_Activity_
From the entries below, copy out every line with "content" in it.

(Supplied entries)

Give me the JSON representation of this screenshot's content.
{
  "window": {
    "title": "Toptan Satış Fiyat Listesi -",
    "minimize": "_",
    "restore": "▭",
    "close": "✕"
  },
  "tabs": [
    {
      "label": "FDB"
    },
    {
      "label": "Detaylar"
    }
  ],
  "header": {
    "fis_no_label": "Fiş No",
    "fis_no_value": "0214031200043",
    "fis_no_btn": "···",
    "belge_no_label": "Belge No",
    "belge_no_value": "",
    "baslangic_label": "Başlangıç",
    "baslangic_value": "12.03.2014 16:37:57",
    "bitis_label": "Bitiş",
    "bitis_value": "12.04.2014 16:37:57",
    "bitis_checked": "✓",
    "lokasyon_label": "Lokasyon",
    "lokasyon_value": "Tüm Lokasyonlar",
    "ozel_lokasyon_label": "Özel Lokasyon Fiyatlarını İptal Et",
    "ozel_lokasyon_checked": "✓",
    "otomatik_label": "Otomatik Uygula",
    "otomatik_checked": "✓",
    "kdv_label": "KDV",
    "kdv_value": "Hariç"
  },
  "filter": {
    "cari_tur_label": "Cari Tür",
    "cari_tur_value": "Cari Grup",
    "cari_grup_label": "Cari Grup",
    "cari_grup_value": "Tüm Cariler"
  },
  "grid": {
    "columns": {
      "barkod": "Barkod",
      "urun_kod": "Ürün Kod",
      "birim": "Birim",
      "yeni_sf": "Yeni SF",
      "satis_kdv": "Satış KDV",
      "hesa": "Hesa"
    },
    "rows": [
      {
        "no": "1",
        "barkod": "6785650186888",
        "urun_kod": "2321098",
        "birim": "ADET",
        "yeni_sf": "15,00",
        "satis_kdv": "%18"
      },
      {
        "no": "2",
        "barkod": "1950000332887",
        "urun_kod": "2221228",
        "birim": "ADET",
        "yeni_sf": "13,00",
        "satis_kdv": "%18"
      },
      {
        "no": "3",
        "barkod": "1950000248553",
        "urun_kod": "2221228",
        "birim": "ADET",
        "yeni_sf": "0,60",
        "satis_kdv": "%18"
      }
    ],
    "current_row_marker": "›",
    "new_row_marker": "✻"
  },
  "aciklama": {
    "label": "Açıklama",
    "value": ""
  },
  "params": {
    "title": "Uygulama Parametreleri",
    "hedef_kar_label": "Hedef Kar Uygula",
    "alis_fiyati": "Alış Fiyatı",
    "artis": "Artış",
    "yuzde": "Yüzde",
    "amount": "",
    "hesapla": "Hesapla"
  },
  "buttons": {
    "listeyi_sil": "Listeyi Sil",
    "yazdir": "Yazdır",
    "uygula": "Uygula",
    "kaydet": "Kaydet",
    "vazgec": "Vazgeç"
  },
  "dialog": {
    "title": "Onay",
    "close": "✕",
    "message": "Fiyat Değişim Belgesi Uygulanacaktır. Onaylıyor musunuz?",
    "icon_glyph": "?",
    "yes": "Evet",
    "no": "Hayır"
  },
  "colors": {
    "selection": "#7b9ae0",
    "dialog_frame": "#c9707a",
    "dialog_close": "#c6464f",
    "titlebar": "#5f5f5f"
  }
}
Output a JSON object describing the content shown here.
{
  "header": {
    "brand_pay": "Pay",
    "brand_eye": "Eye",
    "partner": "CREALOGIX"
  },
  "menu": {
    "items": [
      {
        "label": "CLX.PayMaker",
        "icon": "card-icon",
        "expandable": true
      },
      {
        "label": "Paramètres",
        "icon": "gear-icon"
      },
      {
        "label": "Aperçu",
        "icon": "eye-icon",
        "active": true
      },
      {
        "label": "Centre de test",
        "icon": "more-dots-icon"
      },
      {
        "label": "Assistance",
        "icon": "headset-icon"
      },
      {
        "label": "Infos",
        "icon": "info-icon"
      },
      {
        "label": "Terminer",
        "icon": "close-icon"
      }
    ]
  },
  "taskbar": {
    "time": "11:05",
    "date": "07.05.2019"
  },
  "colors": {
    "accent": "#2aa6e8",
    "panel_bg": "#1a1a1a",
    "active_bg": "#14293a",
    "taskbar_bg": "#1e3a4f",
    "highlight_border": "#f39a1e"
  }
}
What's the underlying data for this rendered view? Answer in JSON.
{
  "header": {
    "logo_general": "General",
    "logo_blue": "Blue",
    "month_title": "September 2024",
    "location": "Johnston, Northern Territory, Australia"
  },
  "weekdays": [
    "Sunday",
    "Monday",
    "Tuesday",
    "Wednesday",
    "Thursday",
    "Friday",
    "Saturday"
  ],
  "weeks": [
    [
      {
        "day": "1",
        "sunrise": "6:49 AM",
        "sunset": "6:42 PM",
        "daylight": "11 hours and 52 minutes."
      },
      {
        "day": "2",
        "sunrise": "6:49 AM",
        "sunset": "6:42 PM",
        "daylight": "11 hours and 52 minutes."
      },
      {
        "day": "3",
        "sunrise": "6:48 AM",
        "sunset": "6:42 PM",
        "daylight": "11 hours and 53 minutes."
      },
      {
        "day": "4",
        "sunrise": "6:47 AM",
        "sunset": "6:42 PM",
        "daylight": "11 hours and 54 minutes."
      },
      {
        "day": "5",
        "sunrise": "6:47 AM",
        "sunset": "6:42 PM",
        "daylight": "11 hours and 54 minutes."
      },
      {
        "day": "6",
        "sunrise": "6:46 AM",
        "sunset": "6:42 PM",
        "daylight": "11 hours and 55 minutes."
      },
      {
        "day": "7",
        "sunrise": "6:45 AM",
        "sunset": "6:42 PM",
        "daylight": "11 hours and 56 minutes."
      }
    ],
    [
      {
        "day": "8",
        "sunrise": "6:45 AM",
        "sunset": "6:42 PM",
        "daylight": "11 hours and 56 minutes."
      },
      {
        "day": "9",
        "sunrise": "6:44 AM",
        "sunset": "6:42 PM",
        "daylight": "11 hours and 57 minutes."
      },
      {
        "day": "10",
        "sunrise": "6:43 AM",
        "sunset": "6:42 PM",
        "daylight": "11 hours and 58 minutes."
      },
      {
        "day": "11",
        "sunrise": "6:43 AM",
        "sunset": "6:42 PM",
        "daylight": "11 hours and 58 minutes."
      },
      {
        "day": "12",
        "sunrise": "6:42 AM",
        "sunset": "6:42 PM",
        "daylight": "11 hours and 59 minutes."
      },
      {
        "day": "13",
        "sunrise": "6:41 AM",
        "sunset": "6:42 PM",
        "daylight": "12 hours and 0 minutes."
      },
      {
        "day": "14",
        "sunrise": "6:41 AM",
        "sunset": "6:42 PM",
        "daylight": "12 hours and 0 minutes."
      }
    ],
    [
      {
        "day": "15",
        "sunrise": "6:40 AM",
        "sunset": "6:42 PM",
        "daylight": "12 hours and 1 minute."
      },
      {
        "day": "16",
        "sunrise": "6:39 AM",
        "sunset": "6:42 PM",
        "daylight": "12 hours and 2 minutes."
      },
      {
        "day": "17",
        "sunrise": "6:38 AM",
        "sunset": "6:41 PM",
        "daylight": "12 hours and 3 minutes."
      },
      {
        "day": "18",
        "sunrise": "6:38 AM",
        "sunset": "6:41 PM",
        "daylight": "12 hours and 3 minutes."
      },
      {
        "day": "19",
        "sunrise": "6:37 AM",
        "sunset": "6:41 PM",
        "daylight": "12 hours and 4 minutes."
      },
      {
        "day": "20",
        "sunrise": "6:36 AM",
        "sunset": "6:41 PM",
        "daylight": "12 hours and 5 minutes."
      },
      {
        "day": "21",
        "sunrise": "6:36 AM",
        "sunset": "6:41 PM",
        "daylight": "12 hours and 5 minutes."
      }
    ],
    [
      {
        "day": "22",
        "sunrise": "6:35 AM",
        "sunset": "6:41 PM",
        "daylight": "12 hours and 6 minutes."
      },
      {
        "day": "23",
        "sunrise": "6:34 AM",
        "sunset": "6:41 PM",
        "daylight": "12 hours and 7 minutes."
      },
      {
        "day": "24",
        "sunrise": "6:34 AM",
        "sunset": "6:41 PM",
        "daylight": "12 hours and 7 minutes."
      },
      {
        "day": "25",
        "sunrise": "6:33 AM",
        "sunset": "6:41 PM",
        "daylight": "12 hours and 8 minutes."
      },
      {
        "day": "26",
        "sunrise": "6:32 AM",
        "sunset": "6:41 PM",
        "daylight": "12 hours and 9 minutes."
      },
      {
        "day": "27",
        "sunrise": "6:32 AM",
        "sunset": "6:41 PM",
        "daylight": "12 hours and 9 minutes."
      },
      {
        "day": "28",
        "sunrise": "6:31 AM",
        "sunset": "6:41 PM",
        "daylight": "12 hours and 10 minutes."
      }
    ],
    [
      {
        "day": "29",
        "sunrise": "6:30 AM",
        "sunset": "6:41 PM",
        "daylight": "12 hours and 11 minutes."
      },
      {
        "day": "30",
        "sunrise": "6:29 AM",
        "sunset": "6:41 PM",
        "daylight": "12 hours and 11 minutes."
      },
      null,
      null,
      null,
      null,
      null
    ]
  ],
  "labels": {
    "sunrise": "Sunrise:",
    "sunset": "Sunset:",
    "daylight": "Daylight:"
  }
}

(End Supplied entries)

_Answer section_
Give me the JSON representation of this screenshot's content.
Output a JSON object describing the content shown here.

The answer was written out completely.